some more Statistics:

Corellations in n:

m(n) – average number of sides of cells which are neighbours of n-sided cells

Aboav Law

A = 5, B = 8

Aboav-Weaire law

in polydisperse foam

original papers?

Foams behave just like French administrative divisions...

Schliecker 2003

curvature = 1/radius of curvature

Make a tour around a vertex and apply Laplace law across each film:

Curvature sum rule

Original paper?

i

Small curvature approx.

Make a tour around a bubble

Geometric charge

For the overall foam (infinitely large)

Topological charge

<n> = 6 or all edges are counted twice with opposite curvature

example: regular bubbles

- Consequences:
- n > 6 curved inwards (on average)
- n < 6 curved outwards (on average)
- if all edges are straight it must be a hexagon!!!

curved outwards

straight edges

curved inwards

Constant curvature bubbles

n

n

A

Feltham(Bubble perimeter)

L(n) ~ n + no

Lewis law(Bubble area)

n - 6

A(n) ~ n + no

Marchalot et al, EPL 2008

F.T. Lewis, Anat. Records 38, 341 (1928); 50, 235 (1931).

F.T. Lewis formulated this law in 1928 whilestudying the skin of a cucumber.

Efficiency parameter :

n

Interfacial Energy of foam almost independant of topology (Graner et al., Phys. Rev. E, 2000)

n

Efficiency parameter :

Ratio of Linelength of cell to linelength of cell was circular

P - Linelength

General foam structures can be well approximated by regular foam bubbles!!!

n

Regular foam bubbles e(2) ~ 3.78 increases monotonically to e(infinity) ~ 3.71

Total line length of 2D foam

i – number of bubbles

Shown that this holds by Vaz et al, Phil.

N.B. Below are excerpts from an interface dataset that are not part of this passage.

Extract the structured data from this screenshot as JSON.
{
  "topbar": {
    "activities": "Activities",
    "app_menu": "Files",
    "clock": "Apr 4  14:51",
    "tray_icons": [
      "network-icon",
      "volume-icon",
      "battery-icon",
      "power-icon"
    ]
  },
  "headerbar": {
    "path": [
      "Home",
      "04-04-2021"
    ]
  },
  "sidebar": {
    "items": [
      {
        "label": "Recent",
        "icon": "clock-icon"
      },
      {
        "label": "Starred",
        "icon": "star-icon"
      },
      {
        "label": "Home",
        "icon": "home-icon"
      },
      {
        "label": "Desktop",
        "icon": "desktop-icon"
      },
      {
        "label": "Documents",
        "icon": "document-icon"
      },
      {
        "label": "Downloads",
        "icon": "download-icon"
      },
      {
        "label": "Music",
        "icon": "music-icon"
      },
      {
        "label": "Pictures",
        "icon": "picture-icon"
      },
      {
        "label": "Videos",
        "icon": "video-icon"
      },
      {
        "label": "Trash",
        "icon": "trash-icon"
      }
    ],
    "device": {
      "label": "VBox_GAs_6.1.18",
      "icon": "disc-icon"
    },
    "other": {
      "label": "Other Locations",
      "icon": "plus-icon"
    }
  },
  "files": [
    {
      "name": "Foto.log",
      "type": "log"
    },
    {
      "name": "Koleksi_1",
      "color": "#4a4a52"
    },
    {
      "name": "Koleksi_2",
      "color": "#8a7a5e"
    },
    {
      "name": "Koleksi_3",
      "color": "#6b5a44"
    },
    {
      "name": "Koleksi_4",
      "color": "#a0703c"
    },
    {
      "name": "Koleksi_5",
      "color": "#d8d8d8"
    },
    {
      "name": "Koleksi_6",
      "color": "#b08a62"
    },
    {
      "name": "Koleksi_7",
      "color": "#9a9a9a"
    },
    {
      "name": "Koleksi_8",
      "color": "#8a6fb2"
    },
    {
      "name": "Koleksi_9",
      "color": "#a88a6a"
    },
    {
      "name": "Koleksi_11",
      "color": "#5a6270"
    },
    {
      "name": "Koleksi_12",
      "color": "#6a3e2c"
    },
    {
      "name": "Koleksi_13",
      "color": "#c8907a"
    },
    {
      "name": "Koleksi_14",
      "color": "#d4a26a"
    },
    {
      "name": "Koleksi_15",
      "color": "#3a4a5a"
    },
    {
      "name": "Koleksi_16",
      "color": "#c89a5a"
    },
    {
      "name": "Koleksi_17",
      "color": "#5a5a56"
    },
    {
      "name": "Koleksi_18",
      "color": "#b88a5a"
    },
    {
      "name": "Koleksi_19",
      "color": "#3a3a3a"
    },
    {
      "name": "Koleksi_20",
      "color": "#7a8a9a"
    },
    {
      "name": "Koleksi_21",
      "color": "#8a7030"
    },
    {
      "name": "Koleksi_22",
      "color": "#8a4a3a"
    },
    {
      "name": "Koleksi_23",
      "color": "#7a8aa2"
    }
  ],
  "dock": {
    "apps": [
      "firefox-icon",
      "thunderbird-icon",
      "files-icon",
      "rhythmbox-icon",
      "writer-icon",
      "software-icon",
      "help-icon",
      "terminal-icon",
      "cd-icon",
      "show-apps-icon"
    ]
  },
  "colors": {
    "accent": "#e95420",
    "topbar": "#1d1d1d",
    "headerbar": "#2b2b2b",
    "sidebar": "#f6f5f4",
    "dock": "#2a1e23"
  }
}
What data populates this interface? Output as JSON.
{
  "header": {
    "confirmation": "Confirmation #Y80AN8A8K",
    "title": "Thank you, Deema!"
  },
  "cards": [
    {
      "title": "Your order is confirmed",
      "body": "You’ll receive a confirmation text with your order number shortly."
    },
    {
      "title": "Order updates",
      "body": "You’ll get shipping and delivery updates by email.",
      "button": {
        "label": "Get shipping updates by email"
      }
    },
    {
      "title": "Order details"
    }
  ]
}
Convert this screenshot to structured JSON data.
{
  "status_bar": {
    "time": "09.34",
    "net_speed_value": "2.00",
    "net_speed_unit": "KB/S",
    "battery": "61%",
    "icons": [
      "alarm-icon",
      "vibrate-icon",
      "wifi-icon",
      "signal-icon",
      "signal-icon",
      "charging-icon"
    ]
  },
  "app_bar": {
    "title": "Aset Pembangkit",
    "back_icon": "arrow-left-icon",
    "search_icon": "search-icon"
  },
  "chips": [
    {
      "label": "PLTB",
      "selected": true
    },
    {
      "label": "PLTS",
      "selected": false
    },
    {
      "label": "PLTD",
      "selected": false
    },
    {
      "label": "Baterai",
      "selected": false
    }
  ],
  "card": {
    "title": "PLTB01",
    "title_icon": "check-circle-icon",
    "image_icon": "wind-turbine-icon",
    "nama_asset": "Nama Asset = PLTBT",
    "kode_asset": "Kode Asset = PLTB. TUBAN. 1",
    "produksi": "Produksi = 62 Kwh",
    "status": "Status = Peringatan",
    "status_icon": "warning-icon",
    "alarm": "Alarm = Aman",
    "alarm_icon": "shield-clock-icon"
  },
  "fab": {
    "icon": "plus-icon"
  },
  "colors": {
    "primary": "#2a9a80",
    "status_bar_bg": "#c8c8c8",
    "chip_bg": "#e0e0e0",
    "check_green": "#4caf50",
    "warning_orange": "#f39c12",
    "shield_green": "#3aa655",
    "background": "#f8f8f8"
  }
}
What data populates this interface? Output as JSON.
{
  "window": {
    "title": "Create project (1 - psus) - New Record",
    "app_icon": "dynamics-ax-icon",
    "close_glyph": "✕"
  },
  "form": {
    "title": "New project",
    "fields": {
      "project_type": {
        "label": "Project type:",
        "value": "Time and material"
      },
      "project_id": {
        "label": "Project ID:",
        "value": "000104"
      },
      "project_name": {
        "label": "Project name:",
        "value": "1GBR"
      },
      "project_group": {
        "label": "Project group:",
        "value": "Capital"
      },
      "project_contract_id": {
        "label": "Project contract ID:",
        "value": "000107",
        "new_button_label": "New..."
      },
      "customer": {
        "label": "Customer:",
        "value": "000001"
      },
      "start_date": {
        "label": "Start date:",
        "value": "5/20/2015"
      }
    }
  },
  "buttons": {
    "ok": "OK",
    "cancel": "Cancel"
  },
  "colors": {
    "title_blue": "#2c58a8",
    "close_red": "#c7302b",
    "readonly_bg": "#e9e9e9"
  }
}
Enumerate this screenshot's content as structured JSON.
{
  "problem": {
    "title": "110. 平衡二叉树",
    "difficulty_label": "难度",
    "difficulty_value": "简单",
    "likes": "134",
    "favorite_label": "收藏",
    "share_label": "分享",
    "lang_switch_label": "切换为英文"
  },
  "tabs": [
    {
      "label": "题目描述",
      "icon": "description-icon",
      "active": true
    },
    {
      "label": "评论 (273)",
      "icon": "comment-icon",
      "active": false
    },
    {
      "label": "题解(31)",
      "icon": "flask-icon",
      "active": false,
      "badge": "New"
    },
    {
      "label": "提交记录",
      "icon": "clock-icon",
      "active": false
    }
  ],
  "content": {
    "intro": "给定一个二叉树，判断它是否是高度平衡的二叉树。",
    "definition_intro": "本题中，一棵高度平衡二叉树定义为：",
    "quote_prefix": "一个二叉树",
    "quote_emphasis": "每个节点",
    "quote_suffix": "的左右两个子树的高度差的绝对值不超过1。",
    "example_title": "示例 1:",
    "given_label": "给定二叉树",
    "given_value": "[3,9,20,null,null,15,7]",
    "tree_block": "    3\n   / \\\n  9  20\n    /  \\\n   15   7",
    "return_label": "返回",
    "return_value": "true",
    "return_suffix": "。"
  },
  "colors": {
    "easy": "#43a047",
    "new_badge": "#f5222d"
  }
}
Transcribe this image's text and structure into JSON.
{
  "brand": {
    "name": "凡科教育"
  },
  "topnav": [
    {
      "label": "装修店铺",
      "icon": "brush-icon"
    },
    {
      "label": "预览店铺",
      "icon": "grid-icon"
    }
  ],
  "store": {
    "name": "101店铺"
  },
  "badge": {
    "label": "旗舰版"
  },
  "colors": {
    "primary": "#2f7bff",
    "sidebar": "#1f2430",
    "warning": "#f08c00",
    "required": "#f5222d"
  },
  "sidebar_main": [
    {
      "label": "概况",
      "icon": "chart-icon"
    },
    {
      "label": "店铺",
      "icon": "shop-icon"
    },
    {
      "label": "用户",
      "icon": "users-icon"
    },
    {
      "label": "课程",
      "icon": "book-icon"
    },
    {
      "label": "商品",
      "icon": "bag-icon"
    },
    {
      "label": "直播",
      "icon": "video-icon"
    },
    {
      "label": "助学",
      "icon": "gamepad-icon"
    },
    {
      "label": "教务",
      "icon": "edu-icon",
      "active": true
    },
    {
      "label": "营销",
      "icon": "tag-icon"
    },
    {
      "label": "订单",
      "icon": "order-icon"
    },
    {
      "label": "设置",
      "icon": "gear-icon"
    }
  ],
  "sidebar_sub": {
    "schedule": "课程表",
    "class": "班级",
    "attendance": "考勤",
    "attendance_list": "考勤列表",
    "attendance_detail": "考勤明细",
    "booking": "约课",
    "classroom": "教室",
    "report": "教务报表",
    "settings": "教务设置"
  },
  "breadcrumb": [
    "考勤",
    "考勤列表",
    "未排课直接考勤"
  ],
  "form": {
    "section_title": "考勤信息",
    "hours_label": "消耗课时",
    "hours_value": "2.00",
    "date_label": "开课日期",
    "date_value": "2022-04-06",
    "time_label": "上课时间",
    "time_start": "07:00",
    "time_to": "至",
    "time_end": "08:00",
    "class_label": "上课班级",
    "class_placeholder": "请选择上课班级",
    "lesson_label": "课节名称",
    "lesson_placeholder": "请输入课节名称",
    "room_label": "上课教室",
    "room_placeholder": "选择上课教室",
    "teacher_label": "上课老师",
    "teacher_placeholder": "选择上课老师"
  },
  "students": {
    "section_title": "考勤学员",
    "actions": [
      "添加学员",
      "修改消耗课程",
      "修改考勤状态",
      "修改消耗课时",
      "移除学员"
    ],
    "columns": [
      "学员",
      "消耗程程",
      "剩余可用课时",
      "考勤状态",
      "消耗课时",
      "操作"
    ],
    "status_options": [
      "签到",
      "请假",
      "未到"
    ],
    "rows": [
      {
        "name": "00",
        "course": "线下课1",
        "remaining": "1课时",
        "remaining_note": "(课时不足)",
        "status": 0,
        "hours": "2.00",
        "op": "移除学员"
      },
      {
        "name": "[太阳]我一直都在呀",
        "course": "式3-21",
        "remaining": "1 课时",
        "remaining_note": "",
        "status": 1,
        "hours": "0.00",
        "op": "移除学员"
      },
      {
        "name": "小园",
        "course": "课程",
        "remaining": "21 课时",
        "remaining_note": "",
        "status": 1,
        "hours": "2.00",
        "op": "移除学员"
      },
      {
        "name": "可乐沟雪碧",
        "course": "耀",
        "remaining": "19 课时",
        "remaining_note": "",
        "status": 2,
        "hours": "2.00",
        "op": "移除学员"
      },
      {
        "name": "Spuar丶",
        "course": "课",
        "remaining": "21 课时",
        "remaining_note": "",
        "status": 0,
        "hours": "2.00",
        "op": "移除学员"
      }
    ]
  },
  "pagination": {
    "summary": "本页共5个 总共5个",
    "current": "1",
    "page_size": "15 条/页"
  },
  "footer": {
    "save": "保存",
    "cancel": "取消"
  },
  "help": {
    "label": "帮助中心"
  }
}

Mag. Lett., 2002

Summary dry foam structures in 2D

- Films are arcs of circles (Laplace)
- Three films meet three-fold in a vertex at 120 degrees (Plateau)
- Average number of neighbours
- Curvature sum rule
- Geometric charge
- Aboav-Weaire Law

Wet foams?

liquid

Slightly wet foams up to 10 % liquid fraction

Decoration Theorem

r

To obtain the wet foam structure: Take foam structure of an infinitely dry foam and « decorate » its vertices

Radius of curvature of gas/liquid interface given by Laplace law:

R

normally pg – pl << p11-p22

therefore r << R and one can assume r = const.

r

Theory fails in 3D!

Weaire, D. Phil. Mag. Lett. 1999

Example:

Dry

Wet

Wet foams find more easily a good structure

Energy

Liquid Fraction

unstable

Steiner Problem

K. Brakke, Coll. Surf. A, 2005

Experimental realisation of 2D foams

Plate-Plate (« Hele-Shaw »)

Plate-Pool(« Lisbon »)

Free Surface

S. Cox, E. Janiaud, Phil. Mag. Lett, 2008

ATTENTION when taking and analysing pictures

Digitalcamera

Sample

Lightdiffuser

Base of overhead projector

Example: kissing bubbles

Experiment

Simulation

van der Net et al. Coll and Interfaces A, 2006

Similar systems (Structure and Coarsening)

Corals in Brest

Langmuir-Blodget Films

Ice under crossed polarisers (grain growth)

Monolayers of Emulsions

Myriam

Tissue

Magnetic Garnett Films(Bubble Memory), Iglesias et al, Phys. Rev. B, 2002

SuprafrothProzorov, Fidler 2008 (Superconducting [cell walls] vs. normal phase)

Ferrofluid « foam »(emulsion), no surfactants! E. Janiaud